• What you will do: From the first line to the last, print the data exactly as written.

(Element data from apps and pages)
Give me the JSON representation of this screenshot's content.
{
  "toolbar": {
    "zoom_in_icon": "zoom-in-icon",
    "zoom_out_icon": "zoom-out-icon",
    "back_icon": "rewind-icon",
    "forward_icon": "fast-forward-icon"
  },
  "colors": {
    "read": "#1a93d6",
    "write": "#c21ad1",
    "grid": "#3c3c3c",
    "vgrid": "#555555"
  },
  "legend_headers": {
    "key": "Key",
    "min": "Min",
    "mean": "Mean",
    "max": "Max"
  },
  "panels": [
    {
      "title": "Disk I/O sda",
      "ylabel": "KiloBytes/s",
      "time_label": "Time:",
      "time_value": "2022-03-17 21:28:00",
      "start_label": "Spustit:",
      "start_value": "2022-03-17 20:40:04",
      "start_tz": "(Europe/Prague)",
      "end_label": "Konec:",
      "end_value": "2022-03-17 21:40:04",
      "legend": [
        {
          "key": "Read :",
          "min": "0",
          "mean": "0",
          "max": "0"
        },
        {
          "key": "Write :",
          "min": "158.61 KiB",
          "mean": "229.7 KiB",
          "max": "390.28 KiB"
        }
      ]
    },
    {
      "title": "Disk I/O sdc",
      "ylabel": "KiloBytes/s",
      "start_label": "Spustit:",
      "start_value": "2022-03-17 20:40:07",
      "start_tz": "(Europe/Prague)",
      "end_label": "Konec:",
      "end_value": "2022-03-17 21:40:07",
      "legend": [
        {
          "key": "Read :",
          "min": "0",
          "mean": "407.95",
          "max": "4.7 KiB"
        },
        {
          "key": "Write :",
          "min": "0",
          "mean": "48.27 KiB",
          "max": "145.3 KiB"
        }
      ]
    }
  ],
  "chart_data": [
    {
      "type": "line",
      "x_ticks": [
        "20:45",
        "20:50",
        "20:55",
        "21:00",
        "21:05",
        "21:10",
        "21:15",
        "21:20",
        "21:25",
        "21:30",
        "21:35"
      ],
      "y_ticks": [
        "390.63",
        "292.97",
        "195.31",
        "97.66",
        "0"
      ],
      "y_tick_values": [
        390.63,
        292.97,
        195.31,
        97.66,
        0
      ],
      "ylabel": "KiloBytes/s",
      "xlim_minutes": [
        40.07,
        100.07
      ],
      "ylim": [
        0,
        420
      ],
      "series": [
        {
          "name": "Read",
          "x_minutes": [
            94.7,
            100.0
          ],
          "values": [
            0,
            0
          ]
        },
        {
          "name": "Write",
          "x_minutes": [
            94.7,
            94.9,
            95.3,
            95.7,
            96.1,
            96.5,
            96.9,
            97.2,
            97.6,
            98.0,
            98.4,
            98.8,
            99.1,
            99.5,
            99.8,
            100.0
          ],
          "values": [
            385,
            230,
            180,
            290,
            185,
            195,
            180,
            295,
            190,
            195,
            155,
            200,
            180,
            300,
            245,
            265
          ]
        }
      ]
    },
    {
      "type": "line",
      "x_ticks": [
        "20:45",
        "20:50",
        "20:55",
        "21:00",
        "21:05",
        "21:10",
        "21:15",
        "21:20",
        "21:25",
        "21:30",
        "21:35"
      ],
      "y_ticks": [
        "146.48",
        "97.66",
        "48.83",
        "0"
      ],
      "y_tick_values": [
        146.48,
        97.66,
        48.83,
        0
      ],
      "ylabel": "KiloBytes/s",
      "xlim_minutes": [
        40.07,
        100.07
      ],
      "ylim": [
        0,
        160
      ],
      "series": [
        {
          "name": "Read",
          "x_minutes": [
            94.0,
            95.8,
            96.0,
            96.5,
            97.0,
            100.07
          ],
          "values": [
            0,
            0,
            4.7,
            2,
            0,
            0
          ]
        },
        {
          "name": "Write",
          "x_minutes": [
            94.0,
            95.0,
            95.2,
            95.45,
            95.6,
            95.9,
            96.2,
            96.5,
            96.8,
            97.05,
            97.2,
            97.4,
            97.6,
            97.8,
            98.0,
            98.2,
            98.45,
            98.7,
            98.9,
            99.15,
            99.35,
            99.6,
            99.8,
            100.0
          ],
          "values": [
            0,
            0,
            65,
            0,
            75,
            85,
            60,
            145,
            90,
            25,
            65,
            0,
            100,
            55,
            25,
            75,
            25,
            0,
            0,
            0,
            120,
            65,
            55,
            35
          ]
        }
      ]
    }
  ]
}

• Result:
Give me the JSON representation of this screenshot's content.
{
  "toolbar": {
    "zoom_in_icon": "zoom-in-icon",
    "zoom_out_icon": "zoom-out-icon",
    "back_icon": "rewind-icon",
    "forward_icon": "fast-forward-icon"
  },
  "colors": {
    "read": "#1a93d6",
    "write": "#c21ad1",
    "grid": "#3c3c3c",
    "vgrid": "#555555"
  },
  "legend_headers": {
    "key": "Key",
    "min": "Min",
    "mean": "Mean",
    "max": "Max"
  },
  "panels": [
    {
      "title": "Disk I/O sda",
      "ylabel": "KiloBytes/s",
      "time_label": "Time:",
      "time_value": "2022-03-17 21:28:00",
      "start_label": "Spustit:",
      "start_value": "2022-03-17 20:40:04",
      "start_tz": "(Europe/Prague)",
      "end_label": "Konec:",
      "end_value": "2022-03-17 21:40:04",
      "legend": [
        {
          "key": "Read :",
          "min": "0",
          "mean": "0",
          "max": "0"
        },
        {
          "key": "Write :",
          "min": "158.61 KiB",
          "mean": "229.7 KiB",
          "max": "390.28 KiB"
        }
      ]
    },
    {
      "title": "Disk I/O sdc",
      "ylabel": "KiloBytes/s",
      "start_label": "Spustit:",
      "start_value": "2022-03-17 20:40:07",
      "start_tz": "(Europe/Prague)",
      "end_label": "Konec:",
      "end_value": "2022-03-17 21:40:07",
      "legend": [
        {
          "key": "Read :",
          "min": "0",
          "mean": "407.95",
          "max": "4.7 KiB"
        },
        {
          "key": "Write :",
          "min": "0",
          "mean": "48.27 KiB",
          "max": "145.3 KiB"
        }
      ]
    }
  ],
  "chart_data": [
    {
      "type": "line",
      "x_ticks": [
        "20:45",
        "20:50",
        "20:55",
        "21:00",
        "21:05",
        "21:10",
        "21:15",
        "21:20",
        "21:25",
        "21:30",
        "21:35"
      ],
      "y_ticks": [
        "390.63",
        "292.97",
        "195.31",
        "97.66",
        "0"
      ],
      "y_tick_values": [
        390.63,
        292.97,
        195.31,
        97.66,
        0
      ],
      "ylabel": "KiloBytes/s",
      "xlim_minutes": [
        40.07,
        100.07
      ],
      "ylim": [
        0,
        420
      ],
      "series": [
        {
          "name": "Read",
          "x_minutes": [
            94.7,
            100.0
          ],
          "values": [
            0,
            0
          ]
        },
        {
          "name": "Write",
          "x_minutes": [
            94.7,
            94.9,
            95.3,
            95.7,
            96.1,
            96.5,
            96.9,
            97.2,
            97.6,
            98.0,
            98.4,
            98.8,
            99.1,
            99.5,
            99.8,
            100.0
          ],
          "values": [
            385,
            230,
            180,
            290,
            185,
            195,
            180,
            295,
            190,
            195,
            155,
            200,
            180,
            300,
            245,
            265
          ]
        }
      ]
    },
    {
      "type": "line",
      "x_ticks": [
        "20:45",
        "20:50",
        "20:55",
        "21:00",
        "21:05",
        "21:10",
        "21:15",
        "21:20",
        "21:25",
        "21:30",
        "21:35"
      ],
      "y_ticks": [
        "146.48",
        "97.66",
        "48.83",
        "0"
      ],
      "y_tick_values": [
        146.48,
        97.66,
        48.83,
        0
      ],
      "ylabel": "KiloBytes/s",
      "xlim_minutes": [
        40.07,
        100.07
      ],
      "ylim": [
        0,
        160
      ],
      "series": [
        {
          "name": "Read",
          "x_minutes": [
            94.0,
            95.8,
            96.0,
            96.5,
            97.0,
            100.07
          ],
          "values": [
            0,
            0,
            4.7,
            2,
            0,
            0
          ]
        },
        {
          "name": "Write",
          "x_minutes": [
            94.0,
            95.0,
            95.2,
            95.45,
            95.6,
            95.9,
            96.2,
            96.5,
            96.8,
            97.05,
            97.2,
            97.4,
            97.6,
            97.8,
            98.0,
            98.2,
            98.45,
            98.7,
            98.9,
            99.15,
            99.35,
            99.6,
            99.8,
            100.0
          ],
          "values": [
            0,
            0,
            65,
            0,
            75,
            85,
            60,
            145,
            90,
            25,
            65,
            0,
            100,
            55,
            25,
            75,
            25,
            0,
            0,
            0,
            120,
            65,
            55,
            35
          ]
        }
      ]
    }
  ]
}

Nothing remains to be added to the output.